What you will do: What you print must match the data line for line.

Task data:
▬▬▬▬▬▬

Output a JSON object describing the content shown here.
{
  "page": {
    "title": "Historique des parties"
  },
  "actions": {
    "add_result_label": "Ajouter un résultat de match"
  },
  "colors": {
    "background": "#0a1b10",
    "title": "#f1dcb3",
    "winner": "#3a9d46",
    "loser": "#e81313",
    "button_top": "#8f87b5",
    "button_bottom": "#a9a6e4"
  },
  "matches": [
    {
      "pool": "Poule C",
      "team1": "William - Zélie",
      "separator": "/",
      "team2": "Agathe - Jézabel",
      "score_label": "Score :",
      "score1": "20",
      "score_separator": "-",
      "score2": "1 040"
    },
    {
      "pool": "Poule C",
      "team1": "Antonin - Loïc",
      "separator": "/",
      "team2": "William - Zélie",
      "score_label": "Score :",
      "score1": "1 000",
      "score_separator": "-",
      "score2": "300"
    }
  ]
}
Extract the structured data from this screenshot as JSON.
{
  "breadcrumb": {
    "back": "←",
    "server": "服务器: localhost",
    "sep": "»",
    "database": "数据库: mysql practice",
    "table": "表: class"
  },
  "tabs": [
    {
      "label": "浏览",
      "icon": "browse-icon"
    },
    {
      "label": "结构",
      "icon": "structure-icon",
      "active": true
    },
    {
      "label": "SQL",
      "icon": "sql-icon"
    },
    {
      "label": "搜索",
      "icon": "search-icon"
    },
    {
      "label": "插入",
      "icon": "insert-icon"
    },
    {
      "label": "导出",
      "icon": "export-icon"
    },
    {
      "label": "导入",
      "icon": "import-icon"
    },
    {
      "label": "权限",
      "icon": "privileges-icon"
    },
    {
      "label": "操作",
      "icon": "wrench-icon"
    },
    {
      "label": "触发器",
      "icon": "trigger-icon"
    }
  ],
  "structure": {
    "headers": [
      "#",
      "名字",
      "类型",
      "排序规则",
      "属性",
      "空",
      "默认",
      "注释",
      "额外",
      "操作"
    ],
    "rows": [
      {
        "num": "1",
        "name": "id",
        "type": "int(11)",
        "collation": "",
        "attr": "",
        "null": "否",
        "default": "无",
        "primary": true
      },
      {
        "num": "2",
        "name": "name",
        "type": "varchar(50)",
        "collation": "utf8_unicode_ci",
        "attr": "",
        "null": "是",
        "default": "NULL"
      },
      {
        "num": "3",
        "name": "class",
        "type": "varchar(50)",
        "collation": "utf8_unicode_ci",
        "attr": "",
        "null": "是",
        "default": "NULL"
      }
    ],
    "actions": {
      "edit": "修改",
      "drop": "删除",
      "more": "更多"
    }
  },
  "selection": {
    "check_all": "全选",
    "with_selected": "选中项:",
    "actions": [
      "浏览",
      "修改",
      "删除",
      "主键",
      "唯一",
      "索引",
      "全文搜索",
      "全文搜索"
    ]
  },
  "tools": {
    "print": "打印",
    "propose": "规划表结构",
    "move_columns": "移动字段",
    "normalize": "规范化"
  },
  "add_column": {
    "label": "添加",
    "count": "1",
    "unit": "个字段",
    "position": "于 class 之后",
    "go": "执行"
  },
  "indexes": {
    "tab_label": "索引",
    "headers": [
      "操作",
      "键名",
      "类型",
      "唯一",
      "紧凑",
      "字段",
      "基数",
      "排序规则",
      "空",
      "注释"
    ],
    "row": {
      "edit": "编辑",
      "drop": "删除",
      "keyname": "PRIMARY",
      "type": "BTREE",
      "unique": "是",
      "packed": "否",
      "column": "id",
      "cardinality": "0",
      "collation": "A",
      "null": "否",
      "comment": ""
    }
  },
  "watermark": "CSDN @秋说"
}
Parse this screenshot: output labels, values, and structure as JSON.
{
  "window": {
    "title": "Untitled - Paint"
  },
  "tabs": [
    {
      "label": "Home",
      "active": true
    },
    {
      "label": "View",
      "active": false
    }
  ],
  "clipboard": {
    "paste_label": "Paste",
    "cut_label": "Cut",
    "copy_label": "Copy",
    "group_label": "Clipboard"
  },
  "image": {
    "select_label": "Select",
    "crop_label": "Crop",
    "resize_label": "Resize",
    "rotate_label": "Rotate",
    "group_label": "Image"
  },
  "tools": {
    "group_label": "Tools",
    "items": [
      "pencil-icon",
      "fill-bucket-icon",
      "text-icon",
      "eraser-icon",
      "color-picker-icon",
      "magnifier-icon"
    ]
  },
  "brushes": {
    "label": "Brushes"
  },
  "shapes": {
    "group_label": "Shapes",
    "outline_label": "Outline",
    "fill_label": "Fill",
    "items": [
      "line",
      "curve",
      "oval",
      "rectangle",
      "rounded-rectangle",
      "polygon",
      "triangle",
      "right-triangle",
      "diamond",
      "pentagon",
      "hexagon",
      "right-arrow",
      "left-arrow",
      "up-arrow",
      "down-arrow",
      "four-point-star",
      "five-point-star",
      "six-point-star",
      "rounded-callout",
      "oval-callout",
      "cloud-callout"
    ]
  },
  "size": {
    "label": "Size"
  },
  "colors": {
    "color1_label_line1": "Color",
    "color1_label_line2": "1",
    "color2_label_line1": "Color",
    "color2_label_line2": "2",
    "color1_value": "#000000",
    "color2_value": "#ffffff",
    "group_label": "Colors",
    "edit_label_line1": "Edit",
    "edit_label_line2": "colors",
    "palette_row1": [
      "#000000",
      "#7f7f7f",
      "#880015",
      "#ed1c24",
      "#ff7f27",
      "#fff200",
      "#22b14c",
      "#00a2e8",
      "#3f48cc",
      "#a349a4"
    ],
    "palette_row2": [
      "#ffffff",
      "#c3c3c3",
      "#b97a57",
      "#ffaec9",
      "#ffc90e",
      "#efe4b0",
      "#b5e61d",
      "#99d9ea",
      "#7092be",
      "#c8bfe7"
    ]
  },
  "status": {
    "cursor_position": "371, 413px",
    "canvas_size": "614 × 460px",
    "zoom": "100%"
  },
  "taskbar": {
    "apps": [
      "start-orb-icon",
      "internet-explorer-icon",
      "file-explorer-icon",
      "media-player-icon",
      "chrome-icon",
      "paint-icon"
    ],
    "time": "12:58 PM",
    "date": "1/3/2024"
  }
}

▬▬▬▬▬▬

Result:
Output a JSON object describing the content shown here.
{
  "page": {
    "title": "Historique des parties"
  },
  "actions": {
    "add_result_label": "Ajouter un résultat de match"
  },
  "colors": {
    "background": "#0a1b10",
    "title": "#f1dcb3",
    "winner": "#3a9d46",
    "loser": "#e81313",
    "button_top": "#8f87b5",
    "button_bottom": "#a9a6e4"
  },
  "matches": [
    {
      "pool": "Poule C",
      "team1": "William - Zélie",
      "separator": "/",
      "team2": "Agathe - Jézabel",
      "score_label": "Score :",
      "score1": "20",
      "score_separator": "-",
      "score2": "1 040"
    },
    {
      "pool": "Poule C",
      "team1": "Antonin - Loïc",
      "separator": "/",
      "team2": "William - Zélie",
      "score_label": "Score :",
      "score1": "1 000",
      "score_separator": "-",
      "score2": "300"
    }
  ]
}
Extract the structured data from this screenshot as JSON.
{
  "breadcrumb": {
    "back": "←",
    "server": "服务器: localhost",
    "sep": "»",
    "database": "数据库: mysql practice",
    "table": "表: class"
  },
  "tabs": [
    {
      "label": "浏览",
      "icon": "browse-icon"
    },
    {
      "label": "结构",
      "icon": "structure-icon",
      "active": true
    },
    {
      "label": "SQL",
      "icon": "sql-icon"
    },
    {
      "label": "搜索",
      "icon": "search-icon"
    },
    {
      "label": "插入",
      "icon": "insert-icon"
    },
    {
      "label": "导出",
      "icon": "export-icon"
    },
    {
      "label": "导入",
      "icon": "import-icon"
    },
    {
      "label": "权限",
      "icon": "privileges-icon"
    },
    {
      "label": "操作",
      "icon": "wrench-icon"
    },
    {
      "label": "触发器",
      "icon": "trigger-icon"
    }
  ],
  "structure": {
    "headers": [
      "#",
      "名字",
      "类型",
      "排序规则",
      "属性",
      "空",
      "默认",
      "注释",
      "额外",
      "操作"
    ],
    "rows": [
      {
        "num": "1",
        "name": "id",
        "type": "int(11)",
        "collation": "",
        "attr": "",
        "null": "否",
        "default": "无",
        "primary": true
      },
      {
        "num": "2",
        "name": "name",
        "type": "varchar(50)",
        "collation": "utf8_unicode_ci",
        "attr": "",
        "null": "是",
        "default": "NULL"
      },
      {
        "num": "3",
        "name": "class",
        "type": "varchar(50)",
        "collation": "utf8_unicode_ci",
        "attr": "",
        "null": "是",
        "default": "NULL"
      }
    ],
    "actions": {
      "edit": "修改",
      "drop": "删除",
      "more": "更多"
    }
  },
  "selection": {
    "check_all": "全选",
    "with_selected": "选中项:",
    "actions": [
      "浏览",
      "修改",
      "删除",
      "主键",
      "唯一",
      "索引",
      "全文搜索",
      "全文搜索"
    ]
  },
  "tools": {
    "print": "打印",
    "propose": "规划表结构",
    "move_columns": "移动字段",
    "normalize": "规范化"
  },
  "add_column": {
    "label": "添加",
    "count": "1",
    "unit": "个字段",
    "position": "于 class 之后",
    "go": "执行"
  },
  "indexes": {
    "tab_label": "索引",
    "headers": [
      "操作",
      "键名",
      "类型",
      "唯一",
      "紧凑",
      "字段",
      "基数",
      "排序规则",
      "空",
      "注释"
    ],
    "row": {
      "edit": "编辑",
      "drop": "删除",
      "keyname": "PRIMARY",
      "type": "BTREE",
      "unique": "是",
      "packed": "否",
      "column": "id",
      "cardinality": "0",
      "collation": "A",
      "null": "否",
      "comment": ""
    }
  },
  "watermark": "CSDN @秋说"
}
Parse this screenshot: output labels, values, and structure as JSON.
{
  "window": {
    "title": "Untitled - Paint"
  },
  "tabs": [
    {
      "label": "Home",
      "active": true
    },
    {
      "label": "View",
      "active": false
    }
  ],
  "clipboard": {
    "paste_label": "Paste",
    "cut_label": "Cut",
    "copy_label": "Copy",
    "group_label": "Clipboard"
  },
  "image": {
    "select_label": "Select",
    "crop_label": "Crop",
    "resize_label": "Resize",
    "rotate_label": "Rotate",
    "group_label": "Image"
  },
  "tools": {
    "group_label": "Tools",
    "items": [
      "pencil-icon",
      "fill-bucket-icon",
      "text-icon",
      "eraser-icon",
      "color-picker-icon",
      "magnifier-icon"
    ]
  },
  "brushes": {
    "label": "Brushes"
  },
  "shapes": {
    "group_label": "Shapes",
    "outline_label": "Outline",
    "fill_label": "Fill",
    "items": [
      "line",
      "curve",
      "oval",
      "rectangle",
      "rounded-rectangle",
      "polygon",
      "triangle",
      "right-triangle",
      "diamond",
      "pentagon",
      "hexagon",
      "right-arrow",
      "left-arrow",
      "up-arrow",
      "down-arrow",
      "four-point-star",
      "five-point-star",
      "six-point-star",
      "rounded-callout",
      "oval-callout",
      "cloud-callout"
    ]
  },
  "size": {
    "label": "Size"
  },
  "colors": {
    "color1_label_line1": "Color",
    "color1_label_line2": "1",
    "color2_label_line1": "Color",
    "color2_label_line2": "2",
    "color1_value": "#000000",
    "color2_value": "#ffffff",
    "group_label": "Colors",
    "edit_label_line1": "Edit",
    "edit_label_line2": "colors",
    "palette_row1": [
      "#000000",
      "#7f7f7f",
      "#880015",
      "#ed1c24",
      "#ff7f27",
      "#fff200",
      "#22b14c",
      "#00a2e8",
      "#3f48cc",
      "#a349a4"
    ],
    "palette_row2": [
      "#ffffff",
      "#c3c3c3",
      "#b97a57",
      "#ffaec9",
      "#ffc90e",
      "#efe4b0",
      "#b5e61d",
      "#99d9ea",
      "#7092be",
      "#c8bfe7"
    ]
  },
  "status": {
    "cursor_position": "371, 413px",
    "canvas_size": "614 × 460px",
    "zoom": "100%"
  },
  "taskbar": {
    "apps": [
      "start-orb-icon",
      "internet-explorer-icon",
      "file-explorer-icon",
      "media-player-icon",
      "chrome-icon",
      "paint-icon"
    ],
    "time": "12:58 PM",
    "date": "1/3/2024"
  }
}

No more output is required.